There are great insights in most of the leadership books on the market today. Just make sure you don’t let them interfere with actually getting out on the court. When in doubt, just take fifteen minutes to read this article over again and go do something with it!
The Effective Executive—Peter Drucker.
The Seven Habits of Highly Effective People—Stephen Covey.
Working Smart: How to Accomplish More in Half the Time—Michael Leboeuf.
Succeed in Spite of Yourself—Everet Sutters.
Thriving on Chaos—Tom Peters.
Bob Weisenberg is the former President and Co-owner of Northwoods Software Development, a leading internet development, e-commerce, and software programming company. Bob was a finalist in the 2001 Ernst & Young Entrepreneur of the Year competition. In 2002, Northwoods was named to the INC 500 list of “America’s Fastest Growing Private Companies” for the second year in a row, moving up to #124 from #236 in 2001.
This was not Bob’s first company to achieve the INC 500, however. His first INC 500 company (co-owned with three partners) was EMS, which also made the list twice, at #28 in 1983 and #435 in 1984. EMS went on to become one of the leading providers of manufacturing software in the U.S., and in 1994 became Wisconsin’s first publicly traded software company. (EMS was sold to the prominent Swedish ERP company IFS in 1999.)
Bob is also a musician (flamenco guitarist with a nationally recognized CD who played for six years at Don Quijote restaurant on Milwaukee’s East Side), champion athlete (won the Badger State Games in windsurfing in 1987), writer (author of a major paper for the 2000 Wisconsin Economic Summit), and industry organizer (co-founder and first president of Wisconsin’s trade association for IT companies—WITLA.)

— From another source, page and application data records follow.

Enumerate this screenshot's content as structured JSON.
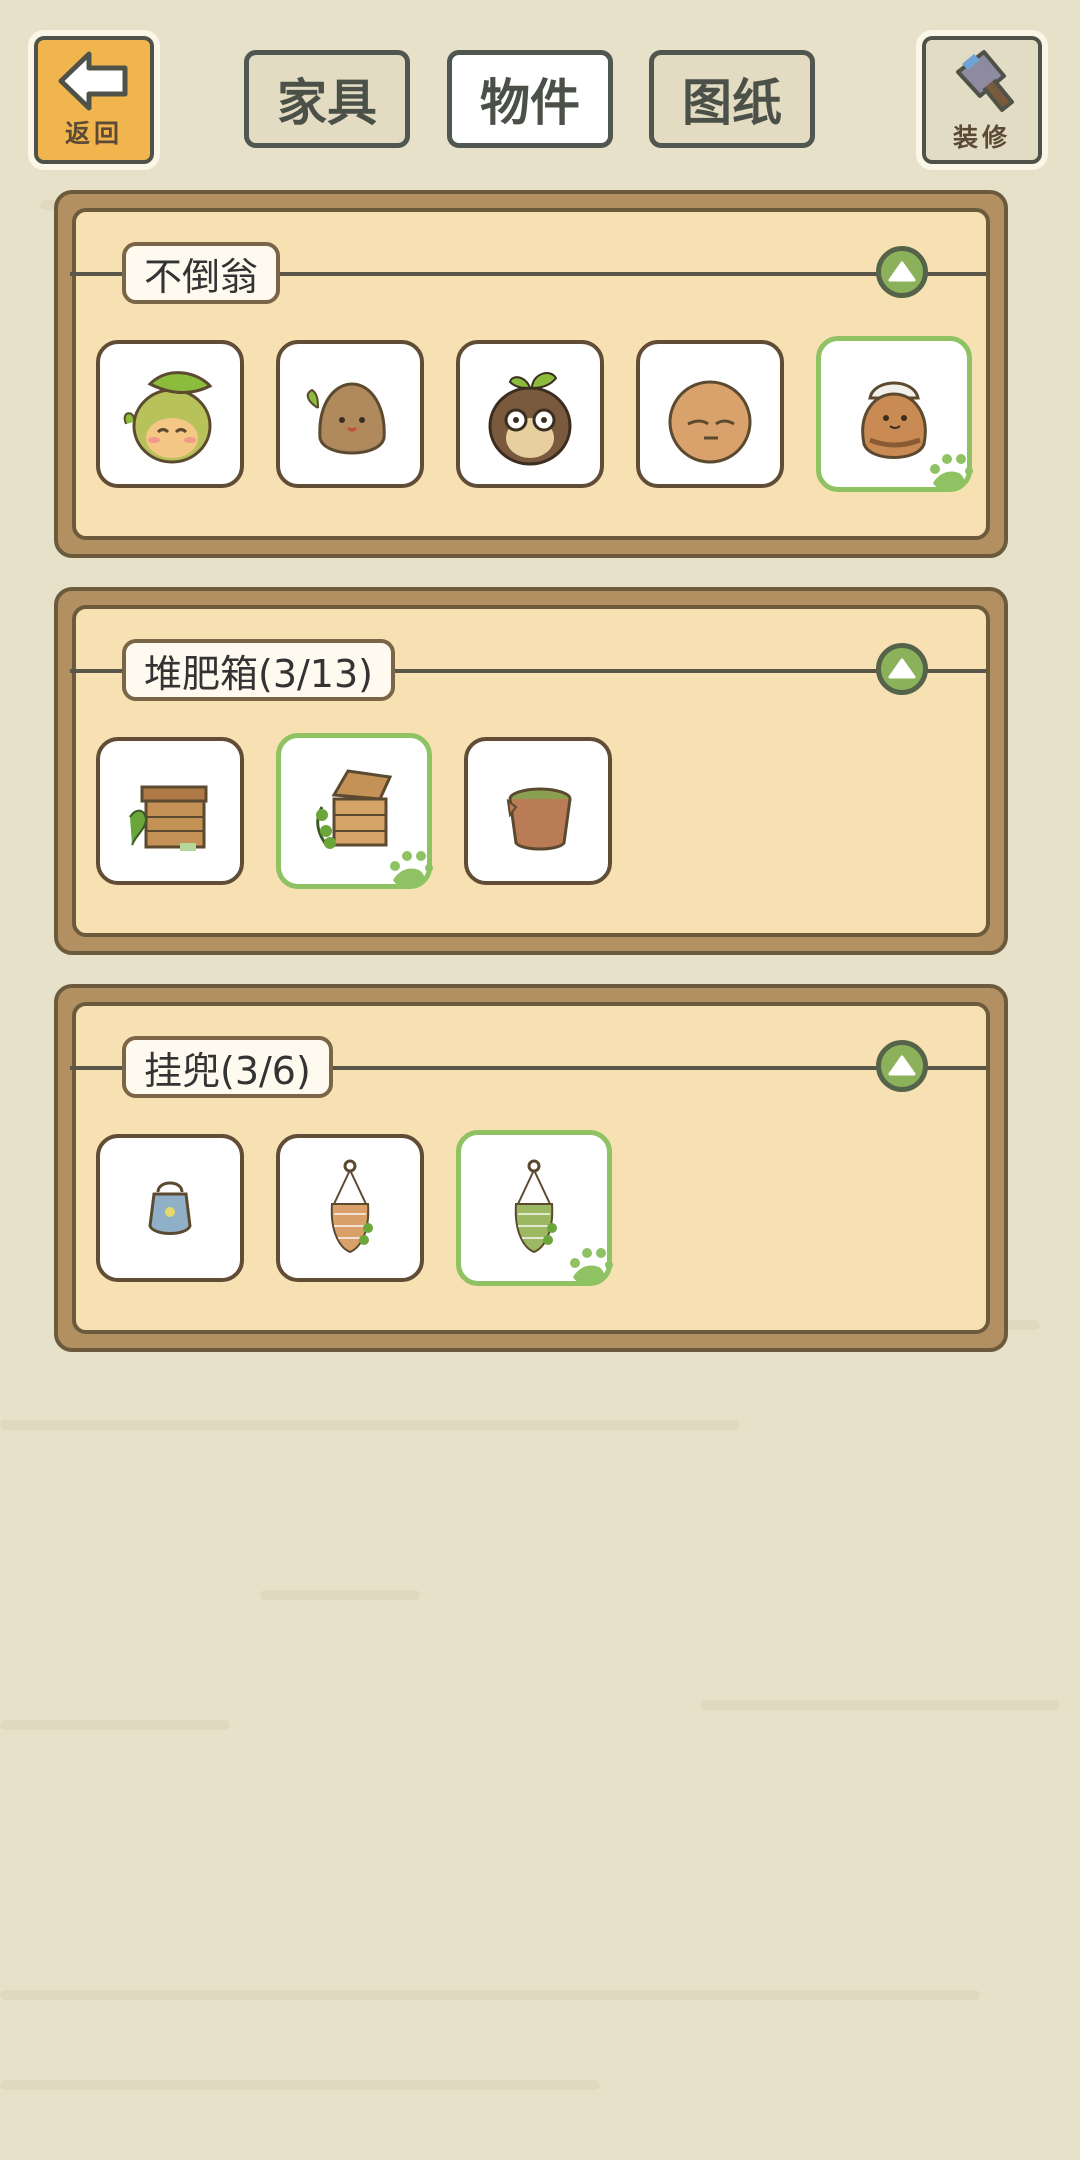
{
  "header": {
    "back_label": "返回",
    "decorate_label": "装修",
    "tabs": [
      {
        "label": "家具",
        "active": false
      },
      {
        "label": "物件",
        "active": true
      },
      {
        "label": "图纸",
        "active": false
      }
    ]
  },
  "sections": [
    {
      "title": "不倒翁",
      "items": [
        {
          "icon": "leaf-tumbler-icon",
          "selected": false
        },
        {
          "icon": "sprout-tumbler-icon",
          "selected": false
        },
        {
          "icon": "owl-tumbler-icon",
          "selected": false
        },
        {
          "icon": "sleepy-tumbler-icon",
          "selected": false
        },
        {
          "icon": "cat-tumbler-icon",
          "selected": true
        }
      ]
    },
    {
      "title": "堆肥箱(3/13)",
      "items": [
        {
          "icon": "wooden-compost-box-icon",
          "selected": false
        },
        {
          "icon": "open-compost-box-icon",
          "selected": true
        },
        {
          "icon": "bucket-compost-icon",
          "selected": false
        }
      ]
    },
    {
      "title": "挂兜(3/6)",
      "items": [
        {
          "icon": "blue-hanging-pouch-icon",
          "selected": false
        },
        {
          "icon": "orange-hanging-net-icon",
          "selected": false
        },
        {
          "icon": "green-hanging-net-icon",
          "selected": true
        }
      ]
    }
  ],
  "colors": {
    "background": "#e6e1c8",
    "panel_frame": "#b29061",
    "panel_fill": "#f7e1b3",
    "selected_border": "#8fc263",
    "back_button": "#f0b54d"
  }
}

Bob is a CPA and received a Bachelor’s Degree in Literature from Stanford University.